MFK involved a marketed tax scheme where the promoter had written an innocuous letter to HMRC asking them to confirm that the indexing element on indexed linked bonds was not taxable as income. They had not said that the reason they were asking is because they were trying to develop a tax avoidance scheme.

Sales J pointed out that in Mr Malde’s case “Mr Malde’s approach to the defendant was not in writing, involved only a telephone conversation of about six or seven minutes duration (with no prior notice to Mr Baker even of the broad nature of problem on which his view was to be sought) and did not involve full disclosure of the transaction and the perceived problem which Mr Malde wished to have addressed. In all these circumstances Mr Malde could not reasonably have thought that Mr Baker had given Corktech a fully considered and binding ruling in its favour”.

Unfortunately he did not say what he believed that Mr Malde could “reasonably have thought”. HMRC are just fobbing me off with the first thing that comes into their head to get rid of me? When HMRC tell me to phone for help they are trying to trap me and have no intention of helping me at all? If HMRC need further information to deal with my problem they will tell me, not simply make a guess based on what I tell them?

Mr Malde seems to me to have acted wholly reasonably in following HMRC’s instructions to phone them. I do not myself think that he could have been expected to be aware of the MFK Underwriting decision (a direct tax case not a VAT one) and the HMRC notice did not say that if he wants to rely on advice from HMRC he should ignore their instruction to call them and send them a detailed letter instead. Indeed I think that Mr Malde could have reasonably expected Mr Baker to have told him that if Mr Malde wished to rely on what he was telling him, he would have to write to HMRC in addition to speaking to Mr Baker.

Personally, I would have thought that a businessman phoning HMRC for help – at the suggestion of HMRC – on a commercial issue ought to be entitled to “reasonably have thought” that HMRC would help him and that, if in order to do so they needed more information, they would tell him what extra information they need. I would have thought it wholly unreasonable for him to have thought, “When HMRC tell me they will help me they are only going to let me speak to someone who has no ability to help me but has been trained to politely refer me back to their booklet”. Indeed if I had been Mr Malde and Mr Baker had simply told me to look again at the booklet, I suspect that I would have found it somewhat difficult not to have been fairly rude and very sarcastic when Mr Baker conveyed that message to me. Mr Baker must have been unbelievably thick-skinned not to have reflected that in his note.

Of course VAT specialists know that it is possible to contact NAS in writing even though HMRC do not advertise this fact to taxpayers such as Mr Malde.
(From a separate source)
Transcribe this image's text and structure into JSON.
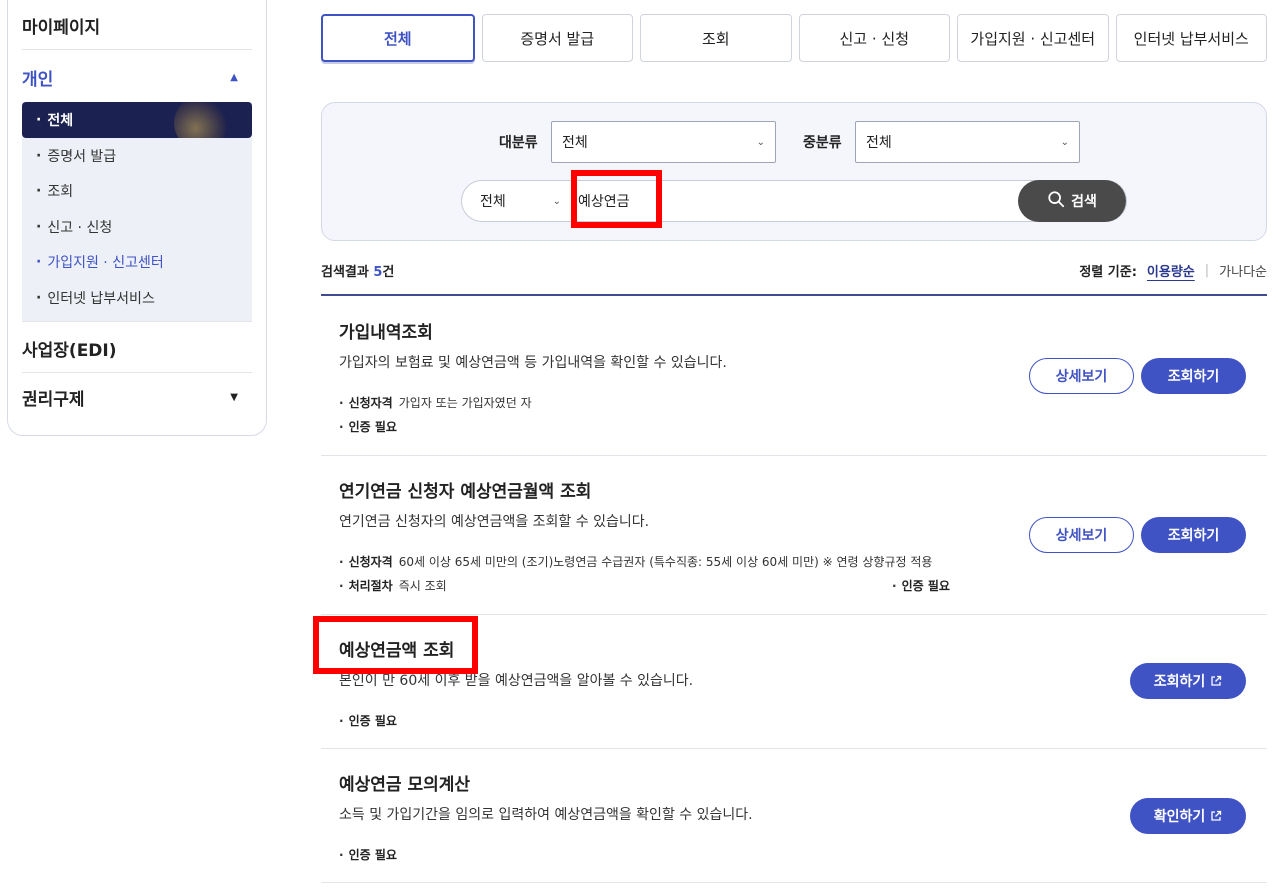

They also know that many years ago the then Minister, Mr Sheldon, told Parliament “if an [HMRC] Officer, with the full facts before him, has given a clear and unequivocal ruling on VAT in writing” HMRC will not seek to collect the tax that is due if that ruling turns out to be incorrect. At that time HMRC’s normal method of communication was by letter. It seems to me a bit unreasonable that in current conditions, where they urge people to deal with them by telephone, they should turn round and say that the taxpayer cannot rely on what they tell him on the telephone. But obviously my perception of reasonableness is very different to that of Mr Justice Sales.
Robert Maas